Office stock in Asia Pacific faces a lower risk of obsolescence than that in Europe or North America, with Australia well-placed due to its long-standing history of refurbishment programs and achieving high sustainability accreditation ratings.    

A new Cushman & Wakefield report found that approximately half of the Asia Pacific region’s existing office stock was secondary grade while only 43% of the prime-grade stock had any form of sustainability accreditation.  

This meant that approximately 28% of existing stock met specifications for top corporate occupiers; the remaining 72% would require some form of optimisation to remain relevant.   

“From an Australian perspective, while CBDs have amongst the oldest prime office stock in the region, they also have a long-standing history of refurbishment programs and achieving high sustainability accreditation ratings,” Cushman & Wakefield Head of International Research Asia Pacific and report author Dr Dominic Brown said.  

“The key challenge for landlords within the prime market is how to differentiate their assets from the competition given elevated levels of vacancy in some cities. Furthermore, there is the ongoing question of how secondary stock can remain relevant to the market given ever increasing occupier requirements.” 

Approximately 70% of office stock in Asia Pacific will need some form of optimisation to remain relevant to top corporate occupiers. Source: Cushman & Wakefield

Cushman & Wakefield research showed that 85% of office buildings in the United States and 76% in Europe either risked obsolescence or would require some form of repositioning in order to remain relevant. 

The drivers were different: in the US, low return-to-office rates, weaker office jobs growth and the densification of workplaces, exacerbated by new supply, meaning 1.1 billion square feet (sf) of excess office space was predicted by 2030.  

In Europe, sustainability legislation that stipulated minimum energy requirements be met before a building can be leased had accelerated the risk of obsolescence caused in part by an ongoing flight-to-quality and made more pronounced by the rise of hybrid and remote work.   

Dr Brown said Asia Pacific’s growth drivers included the creation of almost 15 million new office jobs by 2030, a higher return-to-office rate than other parts of the world, potential de-densification of workspaces and younger office business districts.  

“These factors will provide a buffer against some of the more severe headwinds felt in other regions,” he said.   

The weighted median age of prime stock across key Asia Pacific markets is 16 years. Source: Cushman & Wakefield

However, Brown highlighted that the evolution of working styles and the introduction of sustainability legislation witnessed in the US and Europe could shorten the time available to investors to either reposition (upgrade) or repurpose (find a new use for an asset or site) their Asia Pacific assets to retain their valuation. 

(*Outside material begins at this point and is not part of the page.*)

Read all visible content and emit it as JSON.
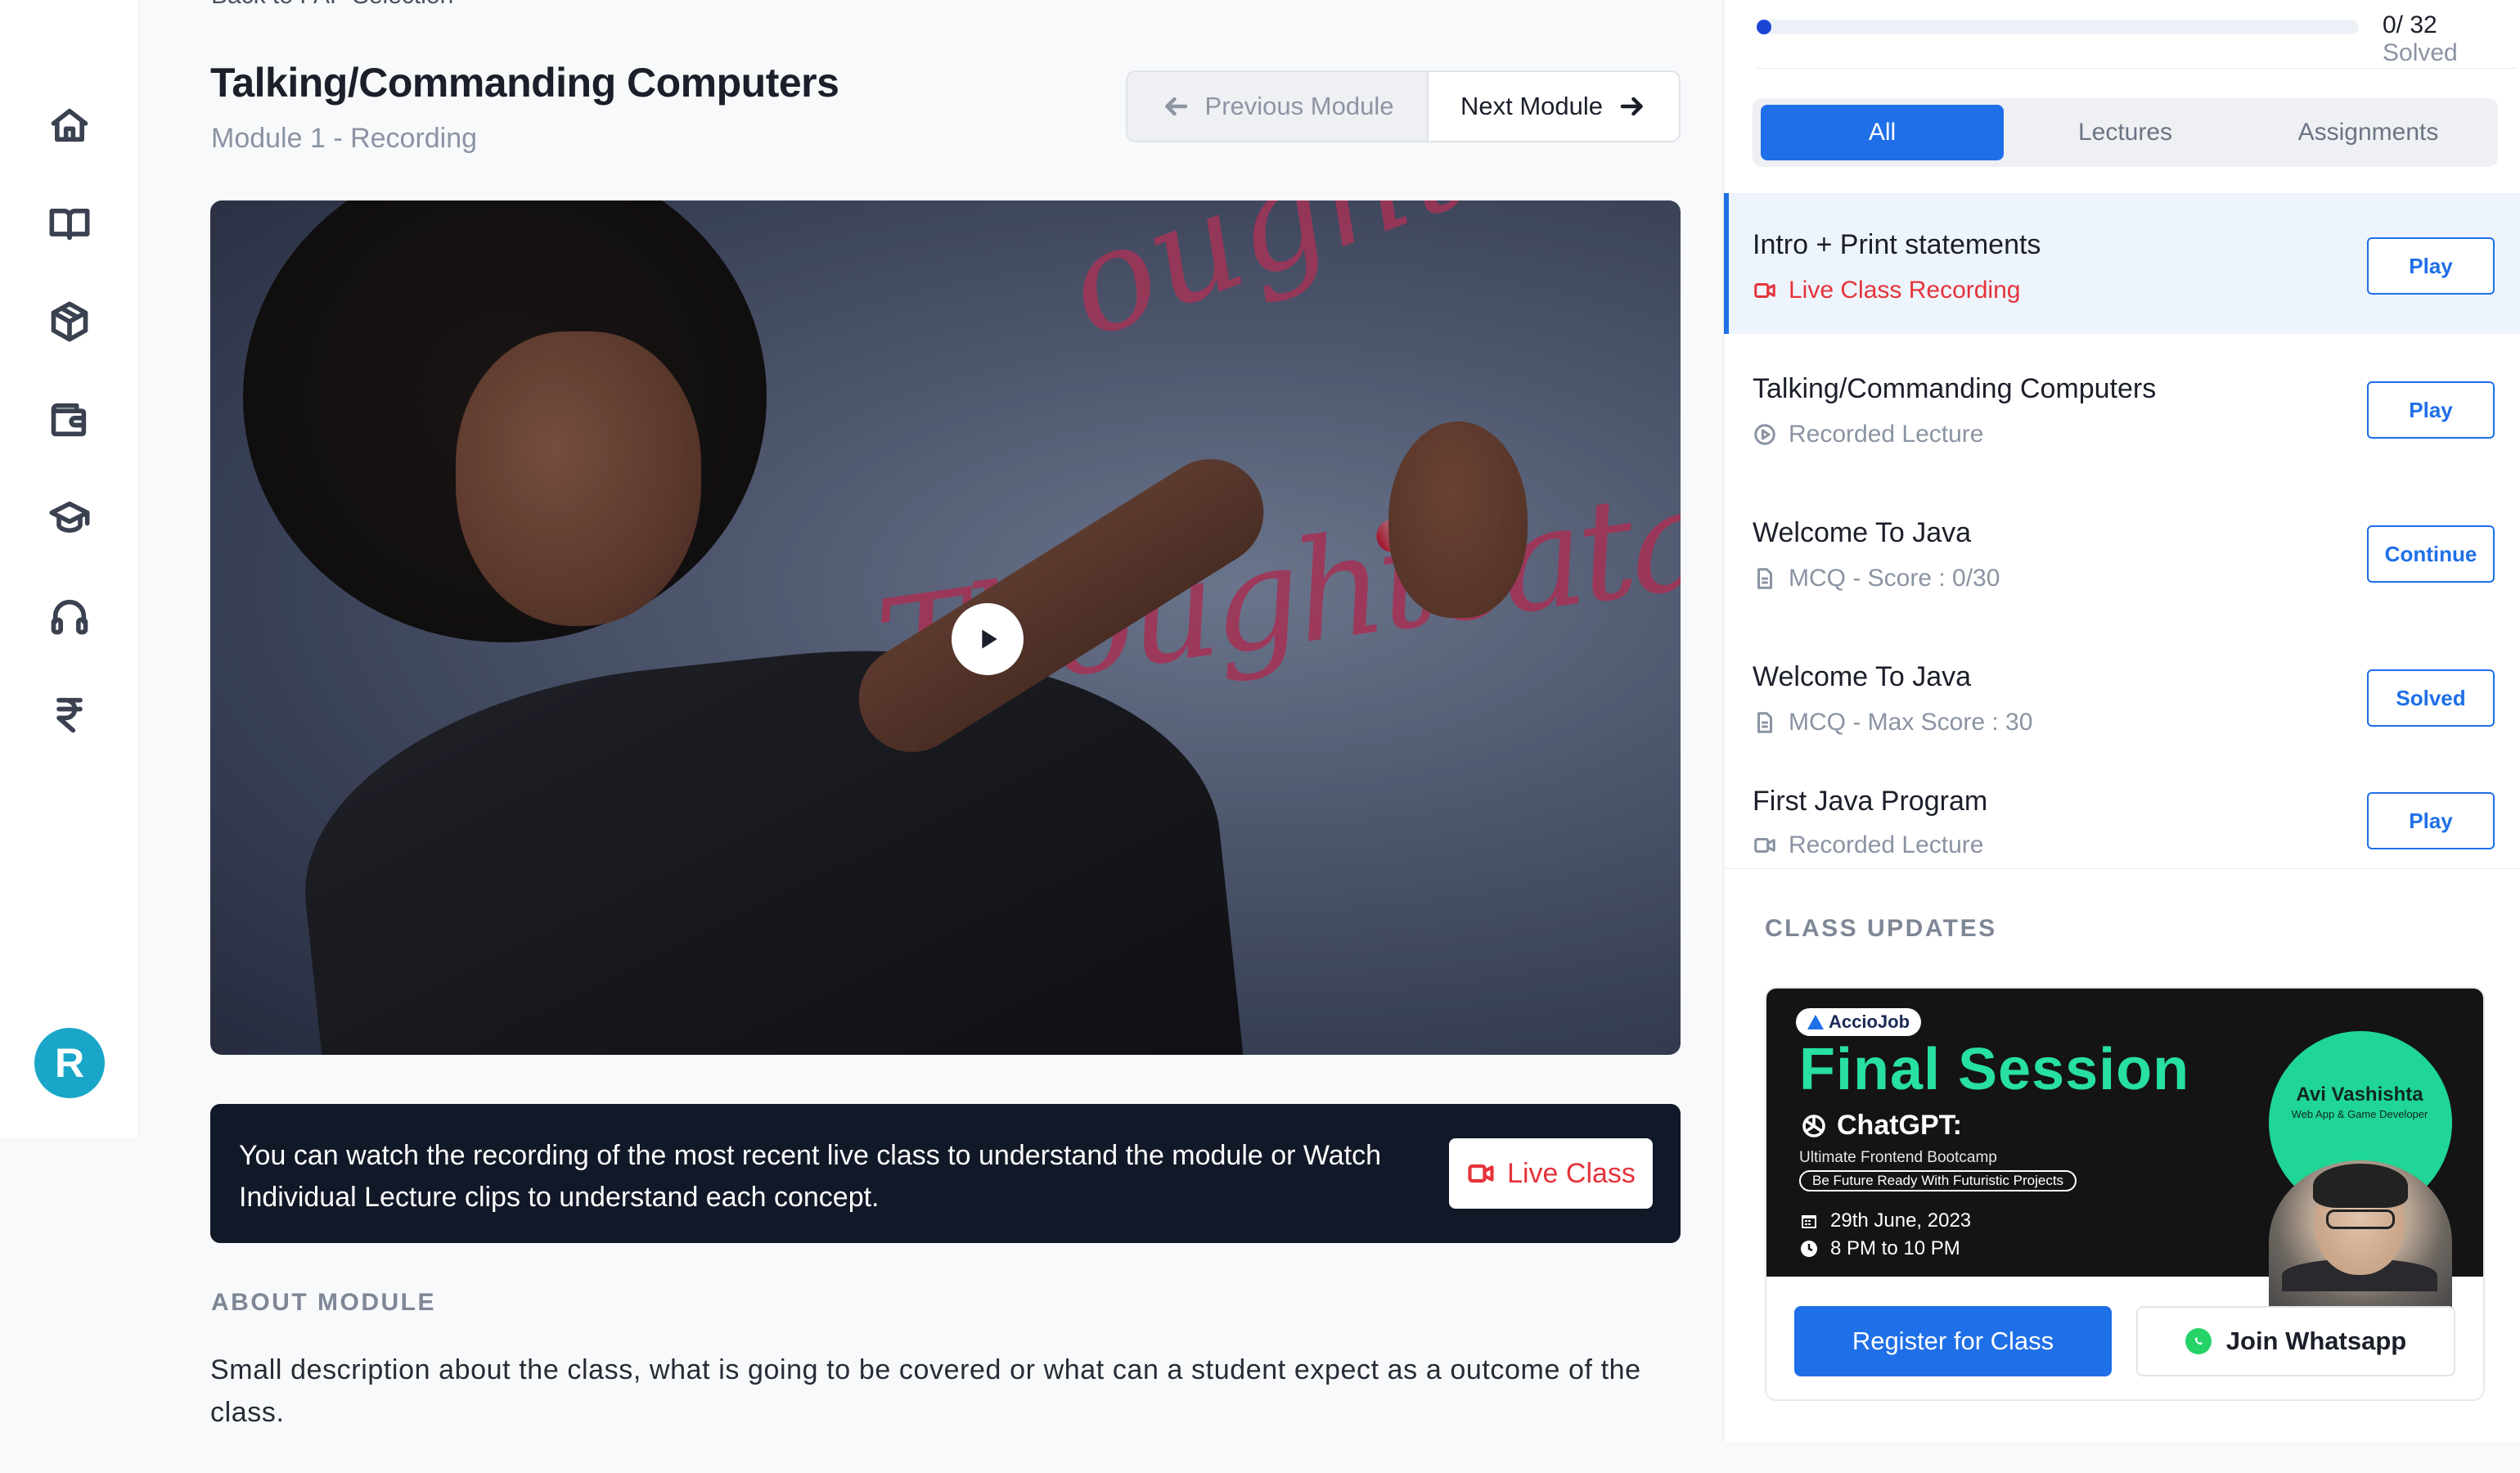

“Repositioning scenarios can range from obtaining the certifications needed to meet minimum environmental standards through to extensive refurbishment. In all cases, staying ahead of, or at least keeping pace with, occupier demand and sustainability legislation in each market is necessary for an asset to remain relevant,” Dr Brown said.  

Sydney sees further bifurcation among prime and secondary office stock

While there has been a long-standing divide between prime and secondary stock in Sydney, there was also bifurcation within each of these grades as well, according to the research.  

Within the secondary market, B-grade stock accounted for over-two thirds of the total, with lower grades (C- and D-grade) the remaining 31%, equivalent to 6.5 msf. These assets were at the highest risk of obsolescence in the office market, as they averaged in excess of 70 years of age and for the most part lacked a sustainability rating.

Often these were historical buildings and so repurposing would need to take this into consideration. B-grade stock risked obsolescence, but there were greater opportunities for repositioning as evidenced by asset improvements in recent years. The pressures on prime quality were slightly different.  

The proportion of prime stock to overall office stock by key market. Source: Cushman & Wakefield

The report said that large corporate occupiers were becoming increasingly astute in their space requirements with regard to grade, sustainability, wellness, amenity and more recently technology. This placed an onus on landlords to meet these minimum criteria to be considered for any space requirement. Secondly, it had come at a time when not only vacancy was above average on a relative basis at 11%, but was also at its highest level on record in absolute terms at 4 msf. In an increasingly competitive environment, there was more pressure on landlords to differentiate their assets from their competitors’. 

The recent City of Sydney legislation, which came into effect in January 2023 and affects all grades of stock, meant that new developments and major redevelopments of existing buildings would need to comply with minimum energy ratings and achieve net zero energy output by 2026.